*Task directions*: The lines of the records that include "icon" should all be copied.

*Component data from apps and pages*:
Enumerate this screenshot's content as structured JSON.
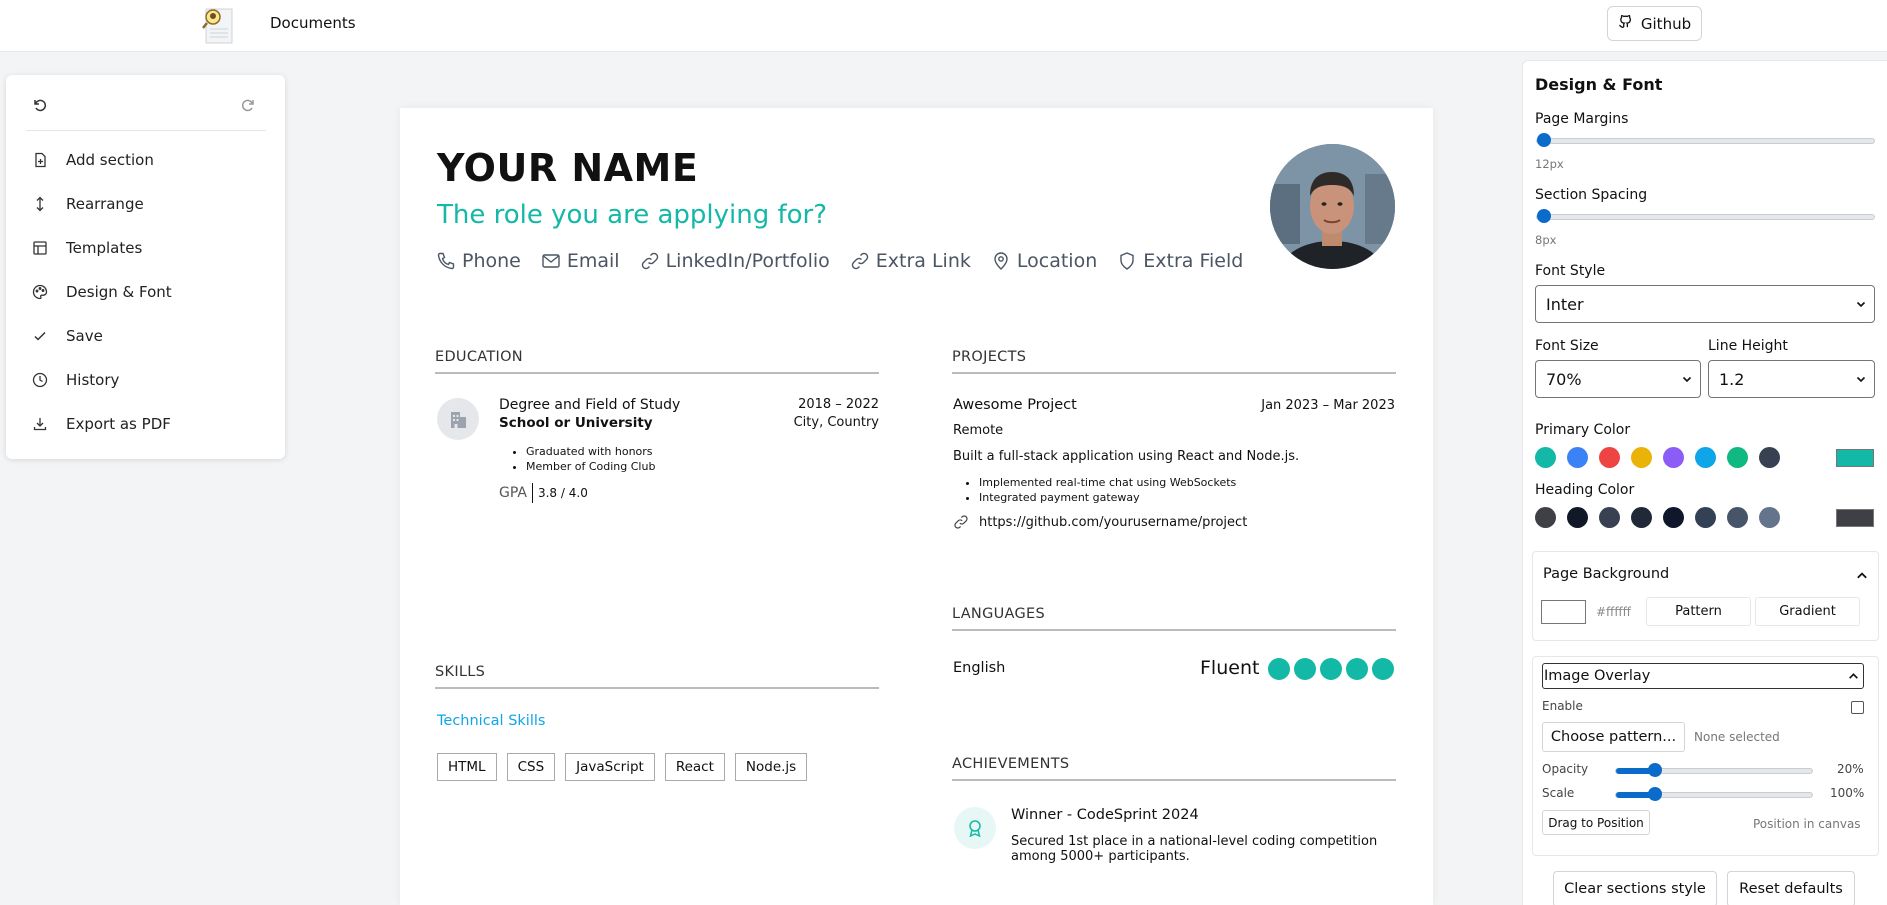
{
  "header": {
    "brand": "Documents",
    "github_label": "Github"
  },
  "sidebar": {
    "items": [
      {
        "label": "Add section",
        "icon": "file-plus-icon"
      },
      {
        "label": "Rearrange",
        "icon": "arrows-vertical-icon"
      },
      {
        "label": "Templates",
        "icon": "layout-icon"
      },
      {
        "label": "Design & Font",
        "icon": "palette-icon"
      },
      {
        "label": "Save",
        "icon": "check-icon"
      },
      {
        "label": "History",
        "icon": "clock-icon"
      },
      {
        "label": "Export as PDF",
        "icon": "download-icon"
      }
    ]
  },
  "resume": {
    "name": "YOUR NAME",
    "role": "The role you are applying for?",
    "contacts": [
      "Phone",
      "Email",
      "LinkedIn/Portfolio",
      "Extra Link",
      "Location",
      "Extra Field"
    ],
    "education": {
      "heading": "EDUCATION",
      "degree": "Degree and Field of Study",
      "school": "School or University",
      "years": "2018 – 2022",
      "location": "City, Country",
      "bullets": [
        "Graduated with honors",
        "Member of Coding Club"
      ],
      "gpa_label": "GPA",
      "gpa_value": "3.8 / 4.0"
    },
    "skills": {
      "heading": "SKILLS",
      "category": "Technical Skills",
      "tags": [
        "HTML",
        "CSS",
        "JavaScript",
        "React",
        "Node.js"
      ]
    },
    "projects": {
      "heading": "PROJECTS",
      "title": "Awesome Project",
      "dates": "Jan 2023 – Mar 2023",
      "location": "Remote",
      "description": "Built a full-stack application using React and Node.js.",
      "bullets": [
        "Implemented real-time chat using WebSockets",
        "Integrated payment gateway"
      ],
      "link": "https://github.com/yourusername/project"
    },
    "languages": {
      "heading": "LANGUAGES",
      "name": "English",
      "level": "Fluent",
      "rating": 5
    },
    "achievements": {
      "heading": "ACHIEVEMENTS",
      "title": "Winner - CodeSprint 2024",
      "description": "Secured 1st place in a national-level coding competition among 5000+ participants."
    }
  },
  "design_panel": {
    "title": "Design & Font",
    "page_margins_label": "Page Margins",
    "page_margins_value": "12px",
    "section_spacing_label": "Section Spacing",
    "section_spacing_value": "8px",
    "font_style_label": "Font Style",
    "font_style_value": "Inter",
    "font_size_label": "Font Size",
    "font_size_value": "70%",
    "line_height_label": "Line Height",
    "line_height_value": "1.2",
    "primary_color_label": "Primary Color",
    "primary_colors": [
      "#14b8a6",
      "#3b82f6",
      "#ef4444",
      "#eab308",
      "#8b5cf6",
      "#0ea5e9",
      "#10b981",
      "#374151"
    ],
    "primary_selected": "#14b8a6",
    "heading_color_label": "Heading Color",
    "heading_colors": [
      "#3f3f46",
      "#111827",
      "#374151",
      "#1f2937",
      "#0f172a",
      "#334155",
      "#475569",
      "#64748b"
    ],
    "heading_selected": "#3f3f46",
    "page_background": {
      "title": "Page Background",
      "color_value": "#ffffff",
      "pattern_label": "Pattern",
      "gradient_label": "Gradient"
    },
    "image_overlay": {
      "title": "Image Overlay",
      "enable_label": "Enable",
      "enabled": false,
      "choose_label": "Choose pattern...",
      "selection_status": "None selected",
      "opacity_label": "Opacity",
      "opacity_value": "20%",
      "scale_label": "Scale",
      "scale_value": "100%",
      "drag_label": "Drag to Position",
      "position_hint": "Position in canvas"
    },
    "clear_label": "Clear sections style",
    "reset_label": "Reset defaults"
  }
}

*Response for this exercise*:
        "icon": "file-plus-icon"
        "icon": "arrows-vertical-icon"
        "icon": "layout-icon"
        "icon": "palette-icon"
        "icon": "check-icon"
        "icon": "clock-icon"
        "icon": "download-icon"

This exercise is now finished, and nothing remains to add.